The political crisis is over, for now. The reviews are coming in and they are not very good. They are especially bad for Congressional Republicans. In the end they came away looking like losers, and that is never good.
Republicans lost so badly that many of their most reliable supporters could not defend them.
Rush Limbaugh, for one, said:
The Republicans have done everything they can to try to make everyone like them and what they've ended up doing is creating one of the greatest political disasters I've ever seen in my lifetime...I was pondering if I could ever remember...a time when a political party just made a decision not to exist, for all intents and purposes.
At the New York Times, Ross Douthat wrote:
However you slice and dice the history, the strategery, and the underlying issues, the decision to live with a government shutdown for an extended period of time — inflicting modest-but-real harm on the economy, needlessly disrupting the lives and paychecks of many thousands of hardworking people, and further tarnishing the Republican Party’s already not-exactly-shiny image — in pursuit of obviously, obviously unattainable goals was not a normal political blunder by a normally-functioning political party. It was an irresponsible, dysfunctional and deeply pointless act, carried out by a party that on the evidence of the last few weeks shouldn’t be trusted with the management of a banana stand, let alone the House of Representatives.
On the Wall Street Journal editorial page Dan Henninger declared:
One of the more compelling finds in the opinion-polling swamps is that most people would like to see the entire Congress replaced. A more modest proposal: Let's replace all the Republicans in Congress with their children or grandchildren. Bring in the 15-year-olds. How could it get worse?
From the House to the Senate, the Republicans look dazed and confused. Three weeks ago, Ted Cruz stood in the Senate chamber for nearly a day, looking like a hero. Today, with the GOP brand in a vertical dive, he looks like a Bozo balloon.
Across the pond Tim Stanley summed it up in the London Telegraph:
… the Republicans have definitely lost.
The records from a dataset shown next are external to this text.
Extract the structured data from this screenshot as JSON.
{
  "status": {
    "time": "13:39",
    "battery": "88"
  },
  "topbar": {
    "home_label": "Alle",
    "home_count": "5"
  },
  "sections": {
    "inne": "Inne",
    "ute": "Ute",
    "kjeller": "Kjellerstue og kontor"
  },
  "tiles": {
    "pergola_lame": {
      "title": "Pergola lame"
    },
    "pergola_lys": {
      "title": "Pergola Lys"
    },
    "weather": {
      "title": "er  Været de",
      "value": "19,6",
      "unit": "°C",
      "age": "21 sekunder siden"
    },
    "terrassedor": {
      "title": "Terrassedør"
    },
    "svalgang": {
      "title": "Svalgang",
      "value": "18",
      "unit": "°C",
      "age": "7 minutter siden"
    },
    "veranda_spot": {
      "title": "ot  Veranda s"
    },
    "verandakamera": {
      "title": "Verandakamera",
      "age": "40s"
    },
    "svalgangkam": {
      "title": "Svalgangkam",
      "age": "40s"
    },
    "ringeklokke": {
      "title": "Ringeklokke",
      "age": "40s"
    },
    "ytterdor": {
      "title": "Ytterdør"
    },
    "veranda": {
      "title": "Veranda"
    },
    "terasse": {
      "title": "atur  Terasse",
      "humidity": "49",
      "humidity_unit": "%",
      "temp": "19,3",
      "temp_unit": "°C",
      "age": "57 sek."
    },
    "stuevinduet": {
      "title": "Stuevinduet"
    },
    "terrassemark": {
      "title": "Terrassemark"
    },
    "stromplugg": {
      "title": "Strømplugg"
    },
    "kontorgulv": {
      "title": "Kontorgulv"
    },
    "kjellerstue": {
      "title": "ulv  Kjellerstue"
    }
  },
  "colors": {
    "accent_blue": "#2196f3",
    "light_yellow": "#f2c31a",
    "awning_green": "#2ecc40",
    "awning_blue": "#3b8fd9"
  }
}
Not only did they not get what they wanted – that "life or death" delay on Obamacare implementation – but they've given the impression of dragging partisanship to new lows. Obamacare had been passed already, the Supreme Court had okayed it and Obama had won an election on it, yet the GOP was still prepared to bring the country to the brink of ruin to cripple it. When Grover Norquist is saying that the Right went too far (he of the "drown government in the bath tub" fame) then the Right probably went a bit too far.
In one of the best analyses of the situation, Stanley distributed the blame:
First, the Republicans aren't the only ones who ought to hang their heads in shame. It was the Democrat-controlled Senate that first rejected the House's bill and so sparked the crisis. It was the President who refused to talk to anyone about it (and went campaigning instead). It was the federal government – even when in shutdown – that behaved like a spoiled child, covering war memorials in fences and trying to stop military priests from saying Mass.
He continued to explain that for President Obama, the victory was probably Pyrrhic:
… what has Obama really won? He keeps his precious healthcare reform and he gets government open again – but tomorrow morning he'll still have the same gridlocked political system that he had the night before. The shutdown is a rare example of him winning, but remember that this lame duck president has not only had a very simple (and, frankly, inoffensive) gun control bill killed in the Senate but was so spooked by bad poll numbers that he tried to dump responsibility for military action in Syria onto the Congress – before quietly dropping the idea altogether. Any thought that the shutdown payoff will be that he can sail an immigration reform package comfortably through Congress is pure fantasy. This is a broken presidency living out its last few years either holding off Republican attacks or lazily cruising the country on some pointless, endless, fatuous campaign trail. Obama's administration is politically bankrupt.